Flat-Earther financial lessons

So I’ve been watching some videos on the YooToobs about The Flat Earth Society.

In case you are unaware, there exists a “secret” society of individuals who believe that the Earth is flat (not a globe). Members include regular joes and also famous basketball players and celebrities.

Pretty weird, right?

I highly recommend you go watch some videos by these “flat-earthers”. Really listen to their “scientific” arguments.

Some of them are quite intricate and “logical”.

For example: “water always finds its level” and then the flat-earther will go on to ‘splain why, in scientific-sounding terms, why that’s true.

Or… “there is no such thing as gravity” and then go on to explain, in scientific-sounding terms, why heavy objects are more dense than air and that it is that reason — and not gravity — which explains why objects fall to the ground.

If you are just the right amount of ignorant about physics (and trust me, you don’t need to be THAT ignorant about physics), then these arguments will stop and make you say “hmmmmmm”.

But, of course, if you’re a “round earther”, or a “globalist” you might think: “David, this is stoopid.
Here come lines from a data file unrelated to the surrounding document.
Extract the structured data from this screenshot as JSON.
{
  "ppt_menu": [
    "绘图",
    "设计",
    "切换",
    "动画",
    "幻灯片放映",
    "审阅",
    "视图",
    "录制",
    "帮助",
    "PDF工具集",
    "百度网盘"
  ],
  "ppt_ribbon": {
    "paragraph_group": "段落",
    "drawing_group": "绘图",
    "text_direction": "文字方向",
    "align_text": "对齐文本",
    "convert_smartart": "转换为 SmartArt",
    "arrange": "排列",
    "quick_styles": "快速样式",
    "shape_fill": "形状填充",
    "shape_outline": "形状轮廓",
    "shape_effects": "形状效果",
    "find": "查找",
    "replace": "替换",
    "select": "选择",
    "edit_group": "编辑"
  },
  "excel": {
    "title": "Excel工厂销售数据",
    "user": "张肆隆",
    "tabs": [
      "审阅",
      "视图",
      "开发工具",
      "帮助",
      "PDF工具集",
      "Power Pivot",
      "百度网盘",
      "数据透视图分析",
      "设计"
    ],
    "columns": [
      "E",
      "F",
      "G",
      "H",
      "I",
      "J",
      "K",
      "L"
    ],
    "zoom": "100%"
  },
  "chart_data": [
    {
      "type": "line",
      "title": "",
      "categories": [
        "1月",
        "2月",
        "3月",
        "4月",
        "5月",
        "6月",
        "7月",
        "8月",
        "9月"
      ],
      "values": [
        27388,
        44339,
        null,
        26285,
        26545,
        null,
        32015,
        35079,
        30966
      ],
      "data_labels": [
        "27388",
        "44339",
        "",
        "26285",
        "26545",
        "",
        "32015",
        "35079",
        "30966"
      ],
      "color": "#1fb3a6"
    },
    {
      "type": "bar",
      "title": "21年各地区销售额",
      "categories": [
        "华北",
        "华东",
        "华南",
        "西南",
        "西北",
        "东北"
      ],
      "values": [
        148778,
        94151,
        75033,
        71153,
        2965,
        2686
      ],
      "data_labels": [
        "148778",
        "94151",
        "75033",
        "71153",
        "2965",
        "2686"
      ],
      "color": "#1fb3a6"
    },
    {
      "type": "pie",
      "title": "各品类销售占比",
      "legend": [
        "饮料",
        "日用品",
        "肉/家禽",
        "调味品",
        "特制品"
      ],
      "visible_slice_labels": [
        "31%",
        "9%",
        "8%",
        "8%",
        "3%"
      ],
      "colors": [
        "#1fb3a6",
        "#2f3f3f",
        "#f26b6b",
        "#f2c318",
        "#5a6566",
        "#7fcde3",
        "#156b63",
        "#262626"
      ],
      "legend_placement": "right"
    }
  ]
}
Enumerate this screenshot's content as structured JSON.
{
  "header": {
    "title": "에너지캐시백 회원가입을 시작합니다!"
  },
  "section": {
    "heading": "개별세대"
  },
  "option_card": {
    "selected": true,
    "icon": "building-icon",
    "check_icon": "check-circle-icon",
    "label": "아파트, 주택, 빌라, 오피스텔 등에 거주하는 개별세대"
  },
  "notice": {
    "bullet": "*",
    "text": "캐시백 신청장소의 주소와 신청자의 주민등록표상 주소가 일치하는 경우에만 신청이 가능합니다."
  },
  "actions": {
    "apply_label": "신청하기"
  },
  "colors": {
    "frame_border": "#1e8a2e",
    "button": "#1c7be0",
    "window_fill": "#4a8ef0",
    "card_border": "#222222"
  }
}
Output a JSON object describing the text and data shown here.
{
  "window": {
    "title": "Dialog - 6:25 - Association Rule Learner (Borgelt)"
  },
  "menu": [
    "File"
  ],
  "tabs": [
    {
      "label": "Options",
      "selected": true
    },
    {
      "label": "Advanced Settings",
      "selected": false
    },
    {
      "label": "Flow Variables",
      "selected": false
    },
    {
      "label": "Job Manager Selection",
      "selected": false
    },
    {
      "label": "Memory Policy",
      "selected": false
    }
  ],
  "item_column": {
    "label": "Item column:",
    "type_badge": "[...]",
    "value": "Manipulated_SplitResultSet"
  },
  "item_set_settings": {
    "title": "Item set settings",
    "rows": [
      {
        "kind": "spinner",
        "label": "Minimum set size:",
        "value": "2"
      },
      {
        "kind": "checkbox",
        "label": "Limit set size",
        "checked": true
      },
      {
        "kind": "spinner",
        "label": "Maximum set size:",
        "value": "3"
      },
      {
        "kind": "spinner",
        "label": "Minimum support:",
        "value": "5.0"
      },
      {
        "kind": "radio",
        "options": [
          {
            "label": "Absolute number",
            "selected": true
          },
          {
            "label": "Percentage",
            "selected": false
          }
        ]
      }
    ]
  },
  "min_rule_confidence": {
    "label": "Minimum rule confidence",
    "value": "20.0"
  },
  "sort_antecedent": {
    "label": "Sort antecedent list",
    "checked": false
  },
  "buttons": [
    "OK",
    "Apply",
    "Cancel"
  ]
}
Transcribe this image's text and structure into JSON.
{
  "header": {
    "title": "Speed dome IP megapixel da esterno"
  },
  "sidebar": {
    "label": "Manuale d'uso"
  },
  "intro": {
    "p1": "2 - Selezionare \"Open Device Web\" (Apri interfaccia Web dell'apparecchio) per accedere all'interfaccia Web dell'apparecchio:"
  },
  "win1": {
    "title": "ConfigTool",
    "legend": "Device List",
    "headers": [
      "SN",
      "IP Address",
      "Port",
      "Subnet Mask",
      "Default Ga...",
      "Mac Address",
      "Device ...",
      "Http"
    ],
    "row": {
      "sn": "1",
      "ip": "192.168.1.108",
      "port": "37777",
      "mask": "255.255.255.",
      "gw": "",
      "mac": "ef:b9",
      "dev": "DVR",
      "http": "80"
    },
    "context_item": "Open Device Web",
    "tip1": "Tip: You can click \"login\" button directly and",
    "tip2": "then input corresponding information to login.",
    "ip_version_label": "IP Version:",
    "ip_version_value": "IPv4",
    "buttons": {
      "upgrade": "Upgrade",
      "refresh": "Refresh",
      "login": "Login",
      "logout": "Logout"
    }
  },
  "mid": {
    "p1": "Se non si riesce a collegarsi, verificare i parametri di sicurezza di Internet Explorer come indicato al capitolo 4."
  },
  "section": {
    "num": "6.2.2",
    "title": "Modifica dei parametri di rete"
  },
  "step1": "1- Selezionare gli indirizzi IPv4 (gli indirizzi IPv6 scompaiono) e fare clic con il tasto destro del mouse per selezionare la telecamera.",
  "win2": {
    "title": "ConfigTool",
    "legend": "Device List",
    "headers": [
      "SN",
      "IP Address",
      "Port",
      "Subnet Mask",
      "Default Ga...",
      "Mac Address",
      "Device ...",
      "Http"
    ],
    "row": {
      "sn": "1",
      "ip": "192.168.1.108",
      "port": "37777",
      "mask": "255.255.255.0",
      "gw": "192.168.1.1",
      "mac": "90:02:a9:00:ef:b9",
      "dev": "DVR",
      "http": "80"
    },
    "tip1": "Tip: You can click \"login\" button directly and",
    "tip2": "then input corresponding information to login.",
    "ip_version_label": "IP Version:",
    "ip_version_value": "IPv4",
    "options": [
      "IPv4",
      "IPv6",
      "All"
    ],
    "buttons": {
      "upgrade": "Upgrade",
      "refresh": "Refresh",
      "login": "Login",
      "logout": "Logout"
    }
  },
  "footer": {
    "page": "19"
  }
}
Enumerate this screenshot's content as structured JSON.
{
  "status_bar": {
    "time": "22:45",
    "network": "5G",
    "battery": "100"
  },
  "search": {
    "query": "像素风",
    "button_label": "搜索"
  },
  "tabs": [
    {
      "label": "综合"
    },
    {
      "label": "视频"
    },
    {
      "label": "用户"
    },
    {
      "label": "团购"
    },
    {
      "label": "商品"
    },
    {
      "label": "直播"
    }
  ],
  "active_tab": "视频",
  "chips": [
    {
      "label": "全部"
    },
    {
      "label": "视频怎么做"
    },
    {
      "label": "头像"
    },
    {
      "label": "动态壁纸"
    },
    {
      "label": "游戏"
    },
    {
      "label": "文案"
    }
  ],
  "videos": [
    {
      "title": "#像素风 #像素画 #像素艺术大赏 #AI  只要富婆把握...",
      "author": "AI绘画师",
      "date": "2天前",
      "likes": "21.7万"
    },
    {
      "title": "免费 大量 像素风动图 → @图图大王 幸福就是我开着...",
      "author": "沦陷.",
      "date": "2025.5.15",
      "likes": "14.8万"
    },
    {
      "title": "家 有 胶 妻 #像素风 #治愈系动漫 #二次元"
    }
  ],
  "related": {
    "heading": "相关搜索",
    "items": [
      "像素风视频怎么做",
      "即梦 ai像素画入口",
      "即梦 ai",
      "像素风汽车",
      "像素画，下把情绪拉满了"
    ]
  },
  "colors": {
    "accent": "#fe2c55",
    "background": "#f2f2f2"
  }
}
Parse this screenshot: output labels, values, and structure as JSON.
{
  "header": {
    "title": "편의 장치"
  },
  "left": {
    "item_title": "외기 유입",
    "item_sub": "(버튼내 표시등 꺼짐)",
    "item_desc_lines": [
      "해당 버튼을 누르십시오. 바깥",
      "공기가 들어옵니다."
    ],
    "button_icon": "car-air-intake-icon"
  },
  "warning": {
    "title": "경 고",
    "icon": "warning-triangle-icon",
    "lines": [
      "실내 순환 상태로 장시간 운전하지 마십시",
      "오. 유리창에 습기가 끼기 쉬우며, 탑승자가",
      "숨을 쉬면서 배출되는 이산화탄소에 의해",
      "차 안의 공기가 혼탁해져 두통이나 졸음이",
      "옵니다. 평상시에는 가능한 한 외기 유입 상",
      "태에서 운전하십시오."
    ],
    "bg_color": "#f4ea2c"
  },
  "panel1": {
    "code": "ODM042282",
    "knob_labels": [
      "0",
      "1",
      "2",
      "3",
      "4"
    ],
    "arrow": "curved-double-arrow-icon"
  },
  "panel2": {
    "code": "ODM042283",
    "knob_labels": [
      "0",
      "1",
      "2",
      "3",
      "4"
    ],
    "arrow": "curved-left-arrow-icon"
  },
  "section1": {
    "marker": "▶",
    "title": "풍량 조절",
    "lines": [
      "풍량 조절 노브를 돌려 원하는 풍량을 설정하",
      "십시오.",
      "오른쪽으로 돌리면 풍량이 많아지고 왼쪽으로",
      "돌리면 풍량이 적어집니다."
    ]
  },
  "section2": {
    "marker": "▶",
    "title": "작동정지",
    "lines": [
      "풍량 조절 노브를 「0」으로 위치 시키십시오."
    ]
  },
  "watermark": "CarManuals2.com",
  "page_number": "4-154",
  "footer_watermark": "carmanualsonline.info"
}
I KNOW the earth is round. EVERYBODY knows the earth is round.”

But do you? Do you REALLY KNOW?

Recently, The Discovery Channel did some experiments involving a boat, a high-powered laser, a precise (digital) level, a telescope, and a helicopter, to demonstrate that the Earth is indeed a globe and not flat (just in case you were on the fence about that).

The funny thing is… while the flat-earthers bury people in good-sounding surface logic, the Discovery Channel used a few high-tech tools and simple observational methods to demonstrate the Earth has a curvature in every direction (meaning, you could verify results simply by observation).


Only that proof *starts* with observation and quite often… a demonstration.

Sometimes people take for granted things which *seem* obvious (but are not) or… they make up clever stories for things which have no basis in reality but… it sounds good… it sounds “logical.”

But… if there is no way to observe something, there is no way to connect logical dots.

But, there are plenty of ways to construct “a priori” arguments that SOUND good and logical.

Speaking of which, a similar problem exists in finance. There is no shortage of theories about why you should be able to earn this rate of return in the stock market or expect the real estate market to do such and such, or why it’s easy to make it big in FOREX or why precious metals are a sure-fire thing.

Unbeknownst to some, and beknownst to a few, there are actually predictive models that have successfully predicted the probability of earning any given return in the stock market.

The research was done 25 years ago and… has be correct up to the present day within a reasonable degree of error.

Here’s what I mean:

A lot of financial advisors will tell you that it’s reasonable to expect the stock market to return 8% to 10% over the next 30 years. Usually, the good-sounding logic goes something like this: “the stock market has historically performed at such and such a level, therefore, it’s reasonable to expect it to perform at such and such a level in the future.”

But… a few high-tech calculators and some simple observational methods typically dissolve all such good-sounding surface logic, leaving a few basic financial tools which work as reliably as the Earth, spinning on its axis.

The data is pretty clear and there is lots and lots and lots of it.

Anyway, one of those reliable financial tools is life insurance. Specifically, whole life insurance.

It’s primary reason for being is to protect the value of income and savings that you cannot afford to lose.

And it does it in a most eloquent and mathematically precise way.

If you want to know more about it, go read the guide:

The Rogue Agent’s Guide To Life Insurance

David Lewis, AKA The Rogue Agent, has been a life insurance agent since 2004, and has worked with some of the oldest and most respected mutual life insurance companies in the U.S. during that time. To learn more about him and his business, go here.